At some point you decide to take action and frantic trips to the doctors soon arm you with various pills beginning with ‘Z’ or ‘X’ but you find they make little difference and leave you with side effects that leave you feeling edgy and polluted.

By now everything feels polluted and increasingly stressful. Your work, your family, your relationships. You keep on going through sheer determination but because it doesn’t appear to be an illness and you have no visible injuries you don’t feel you can complain and that keeping it to yourself is the best option. Besides who would understand?

Next stop is the herbalist, followed by acupuncture, massage and hypnotherapy. Each work initially but eventually you’re back to square one. As you hop from therapist to therapist a well-meaning friend suggests it might be best to stick to one treatment at which point you explode and they experience the full brunt of your frustrations.

To the background of whale song and the scent of lavender you desperately search for that hidden pathway into the lost kingdom of sleep. Wearily you leaf, dry and swollen eyed, through the various leaflets you’ve gathered offering numerous techniques that promise to help with insomnia, all of which you’ve yet to try. Money is running low so you need to tread cautiously.

One of these leaflets came through your door years ago and has been en-route to the recycling ever since but some how it managed to avoid the pulping machines and as such has made its way from pile to pile. Smoothing out the crumpled and stained paper you read about an ‘Opening the heart’ workshop held at a local Buddhist centre. Whilst the workshop has long since passed you feel drawn to the theme, particularly since insomnia has left your heart feeling like a bedraggled and frightened bird. You find yourself googling the centre and discover they have ongoing workshops around similar topics at reasonable costs. Something inside stirs and gingerly flutters its tired wings.
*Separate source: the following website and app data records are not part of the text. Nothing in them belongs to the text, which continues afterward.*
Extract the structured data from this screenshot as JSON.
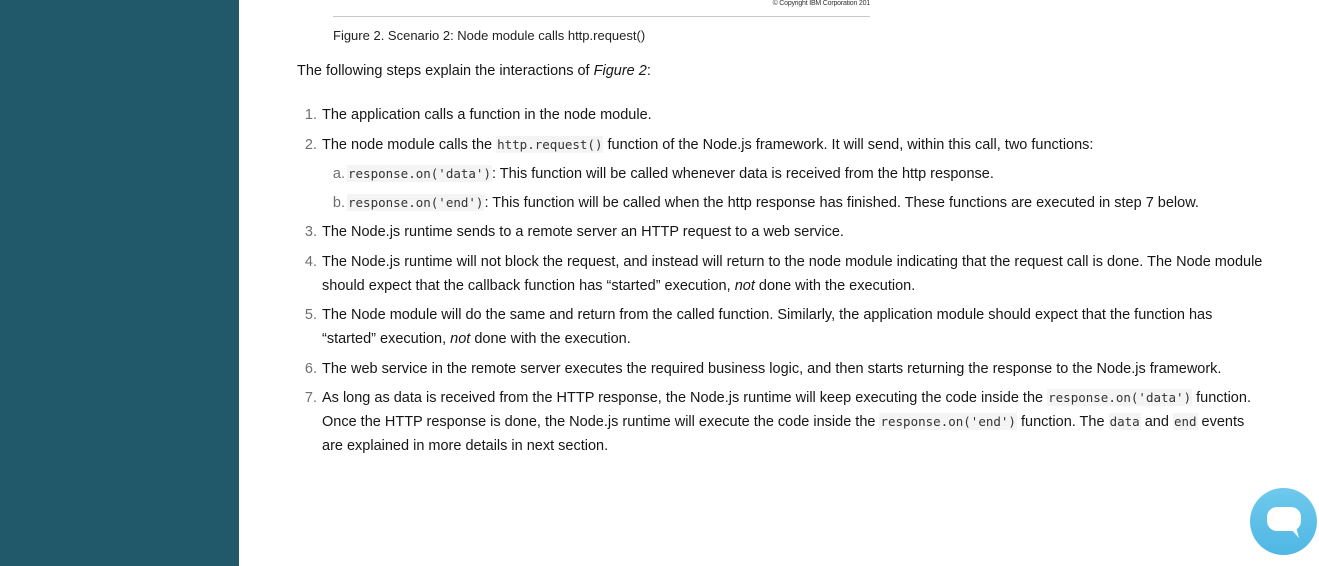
{
  "figure": {
    "copyright": "© Copyright IBM Corporation 201",
    "caption": "Figure 2. Scenario 2: Node module calls http.request()"
  },
  "intro": {
    "text": "The following steps explain the interactions of ",
    "ref": "Figure 2",
    "suffix": ":"
  },
  "steps": [
    {
      "num": "1.",
      "text": "The application calls a function in the node module."
    },
    {
      "num": "2.",
      "pre": "The node module calls the ",
      "code": "http.request()",
      "post": " function of the Node.js framework. It will send, within this call, two functions:",
      "sub": [
        {
          "num": "a.",
          "code": "response.on('data')",
          "text": ": This function will be called whenever data is received from the http response."
        },
        {
          "num": "b.",
          "code": "response.on('end')",
          "text": ": This function will be called when the http response has finished. These functions are executed in step 7 below."
        }
      ]
    },
    {
      "num": "3.",
      "text": "The Node.js runtime sends to a remote server an HTTP request to a web service."
    },
    {
      "num": "4.",
      "pre": "The Node.js runtime will not block the request, and instead will return to the node module indicating that the request call is done. The Node module should expect that the callback function has “started” execution, ",
      "em": "not",
      "post": " done with the execution."
    },
    {
      "num": "5.",
      "pre": "The Node module will do the same and return from the called function. Similarly, the application module should expect that the function has “started” execution, ",
      "em": "not",
      "post": " done with the execution."
    },
    {
      "num": "6.",
      "text": "The web service in the remote server executes the required business logic, and then starts returning the response to the Node.js framework."
    },
    {
      "num": "7.",
      "t1": "As long as data is received from the HTTP response, the Node.js runtime will keep executing the code inside the ",
      "c1": "response.on('data')",
      "t2": " function. Once the HTTP response is done, the Node.js runtime will execute the code inside the ",
      "c2": "response.on('end')",
      "t3": " function. The ",
      "c3": "data",
      "t4": " and ",
      "c4": "end",
      "t5": " events are explained in more details in next section."
    }
  ],
  "chat": {
    "icon": "chat-bubble-icon"
  }
}
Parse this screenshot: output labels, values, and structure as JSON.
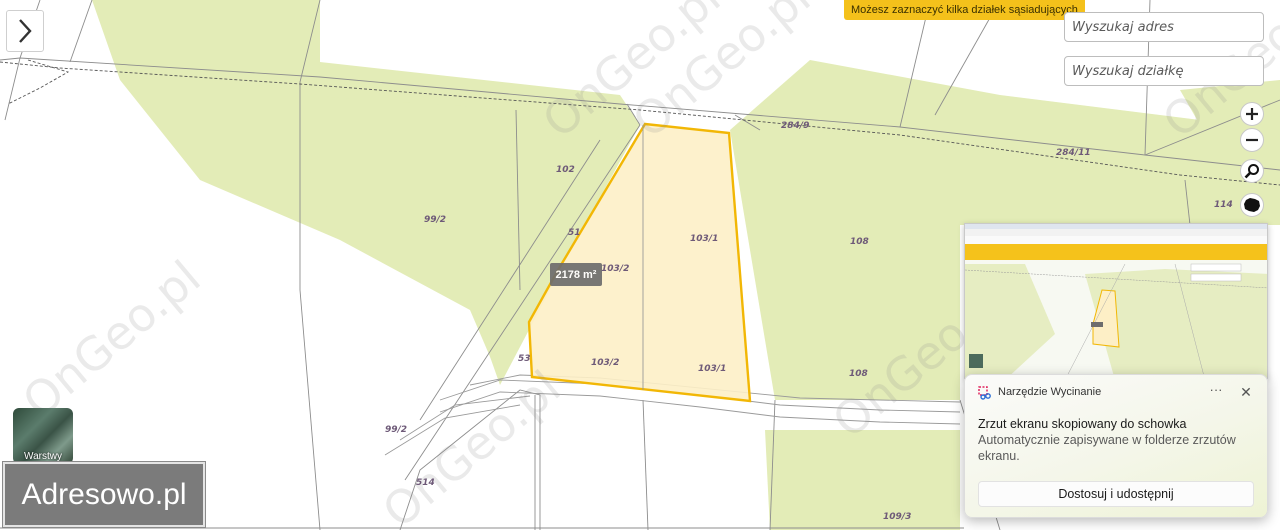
{
  "hint": "Możesz zaznaczyć kilka działek sąsiadujących",
  "search": {
    "address_placeholder": "Wyszukaj adres",
    "parcel_placeholder": "Wyszukaj działkę"
  },
  "map": {
    "watermark": "OnGeo.pl",
    "area_label": "2178 m²",
    "layers_label": "Warstwy",
    "brand": "Adresowo.pl",
    "parcels": [
      {
        "id": "284-9",
        "label": "284/9"
      },
      {
        "id": "284-11",
        "label": "284/11"
      },
      {
        "id": "114",
        "label": "114"
      },
      {
        "id": "102",
        "label": "102"
      },
      {
        "id": "99-2-a",
        "label": "99/2"
      },
      {
        "id": "51",
        "label": "51"
      },
      {
        "id": "103-2-a",
        "label": "103/2"
      },
      {
        "id": "103-1-a",
        "label": "103/1"
      },
      {
        "id": "108-a",
        "label": "108"
      },
      {
        "id": "53",
        "label": "53"
      },
      {
        "id": "103-2-b",
        "label": "103/2"
      },
      {
        "id": "103-1-b",
        "label": "103/1"
      },
      {
        "id": "108-b",
        "label": "108"
      },
      {
        "id": "99-2-b",
        "label": "99/2"
      },
      {
        "id": "514",
        "label": "514"
      },
      {
        "id": "109-3",
        "label": "109/3"
      }
    ],
    "colors": {
      "vegetation": "#e3ecb7",
      "selection_fill": "#fdefc6",
      "selection_stroke": "#f2b705",
      "hint_bg": "#f4c11b"
    }
  },
  "notification": {
    "app_name": "Narzędzie Wycinanie",
    "title": "Zrzut ekranu skopiowany do schowka",
    "body": "Automatycznie zapisywane w folderze zrzutów ekranu.",
    "action": "Dostosuj i udostępnij",
    "more": "···",
    "close": "✕"
  },
  "icons": [
    "chevron-right-icon",
    "zoom-in-icon",
    "zoom-out-icon",
    "search-icon",
    "poland-map-icon",
    "snipping-tool-icon",
    "more-icon",
    "close-icon"
  ]
}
Something about the language used in the books you subsequently buy on Amazon tunes you into a different attitude to the lack of sleep you so desperately crave. Now, instead of tossing and turning in the anguished hope that sleep is just around the corner, you break the rhythm of despair with stillness. Just stillness. In the darkness you observe your breath as it enters your body and as it exits. You observe your body as it lies there. You observe the darkness and you notice the thoughts ‘I want to sleep!!’ and then let it go. However, shortly after that you chase after it, grab hold of it and lose yourself in the restless war on sleeplessness. More and more, though, you’re able to come back to detaching from the frustrations and the pain of ‘no sleep’.

Slowly you wake up to the understanding that you are not insomnia. Insomnia is painful and you are not this pain. You become more interested in the Buddhist notion that the purpose of life is to wake up, to become conscious. After another slumber-less night you reason, “If this is the purpose of life you can forget it!!” But eventually you learn to be kinder to your tired body and your weary mind. You notice your clawing mind desperate for sleep and you begin to forgive your unsleepable-self. Sometimes this illuminates the way back to the mysterious kingdom of sleep even only for a brief visit.

It’s an odd parable but could it be that through the terrible and debilitating experience of insomnia we could actually learn how to wake up?